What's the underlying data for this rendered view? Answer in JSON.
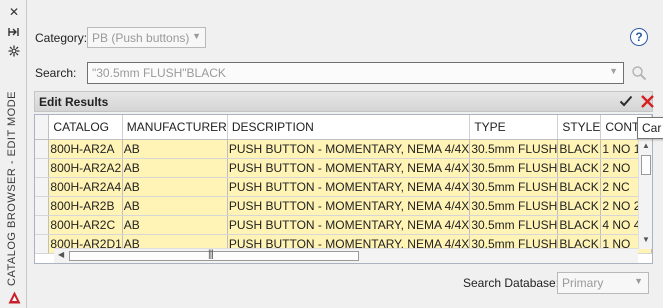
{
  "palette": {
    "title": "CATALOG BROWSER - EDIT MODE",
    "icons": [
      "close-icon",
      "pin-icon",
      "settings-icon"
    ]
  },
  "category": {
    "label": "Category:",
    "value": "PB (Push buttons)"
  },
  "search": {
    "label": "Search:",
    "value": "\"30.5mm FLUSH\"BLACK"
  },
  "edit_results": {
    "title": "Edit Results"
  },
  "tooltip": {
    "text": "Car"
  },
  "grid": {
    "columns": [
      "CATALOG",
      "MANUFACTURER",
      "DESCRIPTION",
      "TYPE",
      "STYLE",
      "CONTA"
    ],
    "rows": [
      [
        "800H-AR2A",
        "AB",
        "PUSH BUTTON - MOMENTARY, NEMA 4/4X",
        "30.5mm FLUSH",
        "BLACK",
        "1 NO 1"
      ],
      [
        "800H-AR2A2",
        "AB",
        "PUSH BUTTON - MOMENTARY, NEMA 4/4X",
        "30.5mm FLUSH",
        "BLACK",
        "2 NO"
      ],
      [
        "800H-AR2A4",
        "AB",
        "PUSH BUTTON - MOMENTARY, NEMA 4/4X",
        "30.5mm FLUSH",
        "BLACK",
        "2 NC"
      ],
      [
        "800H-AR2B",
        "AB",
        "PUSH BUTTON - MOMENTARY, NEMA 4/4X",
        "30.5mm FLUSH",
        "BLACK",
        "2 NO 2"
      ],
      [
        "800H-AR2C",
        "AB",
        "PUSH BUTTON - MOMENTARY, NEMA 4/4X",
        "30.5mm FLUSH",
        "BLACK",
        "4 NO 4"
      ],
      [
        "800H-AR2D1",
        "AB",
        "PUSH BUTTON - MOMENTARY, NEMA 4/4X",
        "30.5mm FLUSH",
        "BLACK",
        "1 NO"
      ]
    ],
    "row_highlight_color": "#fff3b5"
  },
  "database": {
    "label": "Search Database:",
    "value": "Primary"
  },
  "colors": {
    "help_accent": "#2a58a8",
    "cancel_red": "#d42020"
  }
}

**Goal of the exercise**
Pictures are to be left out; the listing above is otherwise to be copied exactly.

**Result for this exercise**
What's the underlying data for this rendered view? Answer in JSON.
{
  "palette": {
    "title": "CATALOG BROWSER - EDIT MODE",
    "icons": [
      "close-icon",
      "pin-icon",
      "settings-icon"
    ]
  },
  "category": {
    "label": "Category:",
    "value": "PB (Push buttons)"
  },
  "search": {
    "label": "Search:",
    "value": "\"30.5mm FLUSH\"BLACK"
  },
  "edit_results": {
    "title": "Edit Results"
  },
  "tooltip": {
    "text": "Car"
  },
  "grid": {
    "columns": [
      "CATALOG",
      "MANUFACTURER",
      "DESCRIPTION",
      "TYPE",
      "STYLE",
      "CONTA"
    ],
    "rows": [
      [
        "800H-AR2A",
        "AB",
        "PUSH BUTTON - MOMENTARY, NEMA 4/4X",
        "30.5mm FLUSH",
        "BLACK",
        "1 NO 1"
      ],
      [
        "800H-AR2A2",
        "AB",
        "PUSH BUTTON - MOMENTARY, NEMA 4/4X",
        "30.5mm FLUSH",
        "BLACK",
        "2 NO"
      ],
      [
        "800H-AR2A4",
        "AB",
        "PUSH BUTTON - MOMENTARY, NEMA 4/4X",
        "30.5mm FLUSH",
        "BLACK",
        "2 NC"
      ],
      [
        "800H-AR2B",
        "AB",
        "PUSH BUTTON - MOMENTARY, NEMA 4/4X",
        "30.5mm FLUSH",
        "BLACK",
        "2 NO 2"
      ],
      [
        "800H-AR2C",
        "AB",
        "PUSH BUTTON - MOMENTARY, NEMA 4/4X",
        "30.5mm FLUSH",
        "BLACK",
        "4 NO 4"
      ],
      [
        "800H-AR2D1",
        "AB",
        "PUSH BUTTON - MOMENTARY, NEMA 4/4X",
        "30.5mm FLUSH",
        "BLACK",
        "1 NO"
      ]
    ],
    "row_highlight_color": "#fff3b5"
  },
  "database": {
    "label": "Search Database:",
    "value": "Primary"
  },
  "colors": {
    "help_accent": "#2a58a8",
    "cancel_red": "#d42020"
  }
}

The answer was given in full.